The winning project in the urban design competition for the Smith Promenade, Griffintown, was unveiled on April 26, 2012. Among the four concepts developed by the finalist firms, the jury chose "Granny Smith," the project proposed by NIP Paysage. Two Adjunct Professors in the School were part of the winning team led by NIP Paysage: Sinisha Brdar contributed to architecture and urban design, and Conor Sampson (B.Arch. 1996) to lighting. The jury also awarded a special mention to The Commons Inc. for the originality of its concept, its innovative and poetic approach, and its sensitivity towards the character of the site. Adjunct Professor Talia Dorsey is Founding Principal of The Commons Inc.
The objective of the national urban design competition was to define a new public realm for the rapidly changing Griffintown district of Montreal (in the vicinity of Peel and Wellington). The jury tasked with choosing the finalist proposals included a representative of Griffintown residents as well as professionals in architecture and design: Georges Adamczyk, jury Chair, full professor, School of Architecture, Université de Montréal; Georges Baird, architect, urban designer, professor at John H. Daniels Faculty of Architecture, Landscape, and Design, University of Toronto; Eric Bunge, architect, n-architecture, New York; Dominique Côté, landscape architect, representing Sud-Ouest Borough; Wade Eide, architect, AADU, representing the Direction du développement économique et urbain, Ville de Montréal; Bernard Girard, citizen, representing Griffintown residents; Peter Soland, architect, landscape architect, urban designer, Urban Soland.
“I’d like to congratulate the winning team of this urban design competition and underscore the outstanding quality of their project,” said Richard Deschamps, Ville de Montréal Executive Committee Vice-Chair responsible for Economic Development and Large Projects. “Thanks to their rich concept and innovative ideas, Promenade Smith will become one of the mainstays of Griffintown’s urban renewal, providing Montrealers with an inspiring, inviting public space that will be a beacon in the years to come, throughout the district and all over Montréal.”

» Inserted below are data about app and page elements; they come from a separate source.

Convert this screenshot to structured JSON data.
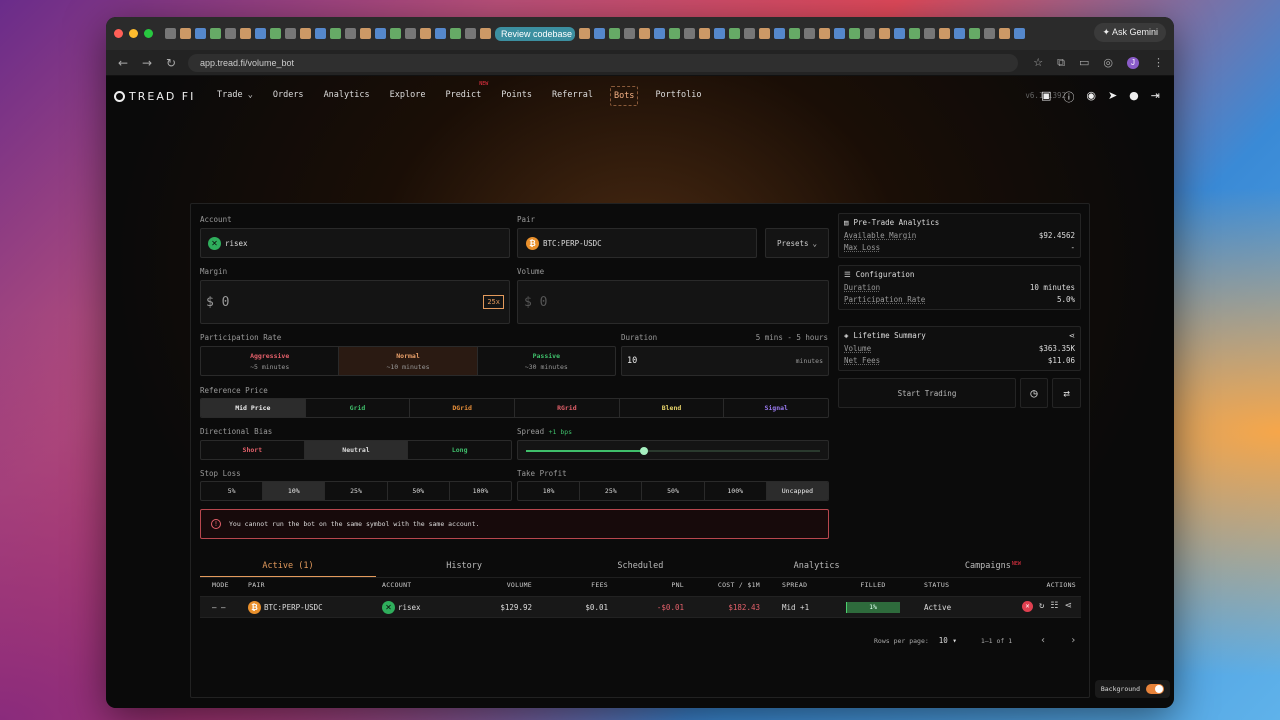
{
  "browser": {
    "active_tab_title": "Review codebase an",
    "url": "app.tread.fi/volume_bot",
    "gemini_label": "Ask Gemini"
  },
  "nav": {
    "logo": "TREAD FI",
    "items": [
      {
        "label": "Trade",
        "chevron": true
      },
      {
        "label": "Orders"
      },
      {
        "label": "Analytics"
      },
      {
        "label": "Explore"
      },
      {
        "label": "Predict",
        "badge": "NEW"
      },
      {
        "label": "Points"
      },
      {
        "label": "Referral"
      },
      {
        "label": "Bots",
        "active": true
      },
      {
        "label": "Portfolio"
      }
    ],
    "version": "v6.1.1392"
  },
  "form": {
    "account_label": "Account",
    "account_value": "risex",
    "pair_label": "Pair",
    "pair_value": "BTC:PERP-USDC",
    "presets_label": "Presets",
    "margin_label": "Margin",
    "margin_value": "$ 0",
    "leverage": "25x",
    "volume_label": "Volume",
    "volume_value": "$ 0",
    "participation_label": "Participation Rate",
    "participation_options": [
      {
        "name": "Aggressive",
        "sub": "~5 minutes",
        "color": "#e3606a"
      },
      {
        "name": "Normal",
        "sub": "~10 minutes",
        "color": "#e9a06a",
        "selected": true
      },
      {
        "name": "Passive",
        "sub": "~30 minutes",
        "color": "#3fbf6b"
      }
    ],
    "duration_label": "Duration",
    "duration_range": "5 mins - 5 hours",
    "duration_value": "10",
    "duration_unit": "minutes",
    "reference_label": "Reference Price",
    "reference_options": [
      {
        "name": "Mid Price",
        "color": "#eeeeee",
        "selected": true
      },
      {
        "name": "Grid",
        "color": "#3fbf6b"
      },
      {
        "name": "DGrid",
        "color": "#e9903a"
      },
      {
        "name": "RGrid",
        "color": "#e3606a"
      },
      {
        "name": "Blend",
        "color": "#e8d46a"
      },
      {
        "name": "Signal",
        "color": "#9a7af0"
      }
    ],
    "bias_label": "Directional Bias",
    "bias_options": [
      {
        "name": "Short",
        "color": "#e3606a"
      },
      {
        "name": "Neutral",
        "color": "#dddddd",
        "selected": true
      },
      {
        "name": "Long",
        "color": "#3fbf6b"
      }
    ],
    "spread_label": "Spread",
    "spread_value": "+1 bps",
    "spread_position": 0.4,
    "stoploss_label": "Stop Loss",
    "stoploss_options": [
      {
        "name": "5%"
      },
      {
        "name": "10%",
        "selected": true
      },
      {
        "name": "25%"
      },
      {
        "name": "50%"
      },
      {
        "name": "100%"
      }
    ],
    "takeprofit_label": "Take Profit",
    "takeprofit_options": [
      {
        "name": "10%"
      },
      {
        "name": "25%"
      },
      {
        "name": "50%"
      },
      {
        "name": "100%"
      },
      {
        "name": "Uncapped",
        "selected": true
      }
    ],
    "error_message": "You cannot run the bot on the same symbol with the same account."
  },
  "sidebar": {
    "pretrade_title": "Pre-Trade Analytics",
    "available_margin_label": "Available Margin",
    "available_margin_value": "$92.4562",
    "max_loss_label": "Max Loss",
    "max_loss_value": "-",
    "config_title": "Configuration",
    "duration_label": "Duration",
    "duration_value": "10 minutes",
    "participation_label": "Participation Rate",
    "participation_value": "5.0%",
    "lifetime_title": "Lifetime Summary",
    "volume_label": "Volume",
    "volume_value": "$363.35K",
    "netfees_label": "Net Fees",
    "netfees_value": "$11.06",
    "start_label": "Start Trading"
  },
  "bottom_tabs": [
    {
      "label": "Active (1)",
      "active": true
    },
    {
      "label": "History"
    },
    {
      "label": "Scheduled"
    },
    {
      "label": "Analytics"
    },
    {
      "label": "Campaigns",
      "badge": "NEW"
    }
  ],
  "table": {
    "headers": [
      "MODE",
      "PAIR",
      "ACCOUNT",
      "VOLUME",
      "FEES",
      "PNL",
      "COST / $1M",
      "SPREAD",
      "FILLED",
      "STATUS",
      "ACTIONS"
    ],
    "rows": [
      {
        "mode": "— —",
        "pair": "BTC:PERP-USDC",
        "account": "risex",
        "volume": "$129.92",
        "fees": "$0.01",
        "pnl": "-$0.01",
        "cost": "$182.43",
        "spread": "Mid +1",
        "filled": "1%",
        "filled_fraction": 0.01,
        "status": "Active"
      }
    ]
  },
  "pagination": {
    "rows_label": "Rows per page:",
    "rows_value": "10",
    "range": "1–1 of 1"
  },
  "background_toggle_label": "Background",
  "colors": {
    "accent": "#e39a5c",
    "negative": "#e3606a",
    "positive": "#3fbf6b",
    "filled_bar": "#2e6b3c"
  }
}
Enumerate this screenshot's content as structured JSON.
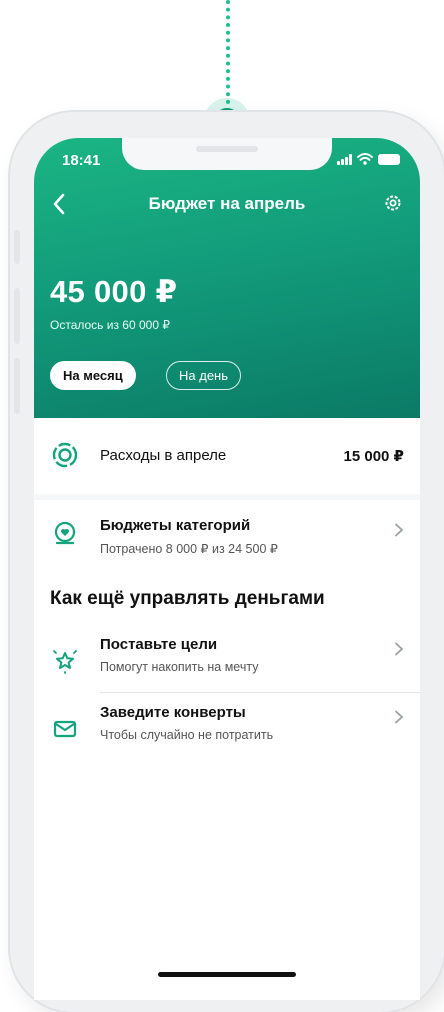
{
  "status_bar": {
    "time": "18:41"
  },
  "header": {
    "title": "Бюджет на апрель",
    "amount": "45 000 ₽",
    "amount_subtitle": "Осталось из 60 000 ₽",
    "tabs": [
      {
        "label": "На месяц",
        "active": true
      },
      {
        "label": "На день",
        "active": false
      }
    ]
  },
  "spending": {
    "label": "Расходы в апреле",
    "value": "15 000 ₽"
  },
  "category_budgets": {
    "title": "Бюджеты категорий",
    "subtitle": "Потрачено 8 000 ₽ из 24 500 ₽"
  },
  "section": {
    "title": "Как ещё управлять деньгами",
    "items": [
      {
        "title": "Поставьте цели",
        "subtitle": "Помогут накопить на мечту",
        "icon": "star-sparkle-icon"
      },
      {
        "title": "Заведите конверты",
        "subtitle": "Чтобы случайно не потратить",
        "icon": "envelope-icon"
      }
    ]
  },
  "colors": {
    "accent": "#14a37f",
    "header_gradient_start": "#1bb583",
    "header_gradient_end": "#0b7a66"
  }
}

For her part, Helen Fotopulos, the Executive Committee Member responsible for Culture, Heritage, Design and the Status of Women, said: “Montréal harnesses the talent of design professionals to envision projects that not only enhance quality of life for its citizens, but also ensure the sustainability of its neighbourhoods. I salute the winning firm for the exceptional quality of the project they presented. Their plan for the redevelopment meshes perfectly with our vision of sustainable development taking centre stage here in Montréal, UNESCO City of Design.”
And Véronique Fournier, City Councillor for the Saint-Henri–Petite-Bourgogne–Pointe Saint-Charles district and Chair of the Sud-Ouest borough’s Urban Planning Advisory Committee, added: “The winners have come up with a stimulating, creative solution, and we congratulate them for it. Their landscaping-focused approach wonderfully embodies the key principles of sustainability while demonstrating respect for the historical character of the site. Citizens will be able to enjoy a true gathering place, to be developed with a strong emphasis on greening. This living space will go a long way toward enhancing the structure of an area of Griffintown that sorely needs it.”
For full information, including project details and the competition program, please see the Montreal Ville UNESCO de Design webpage.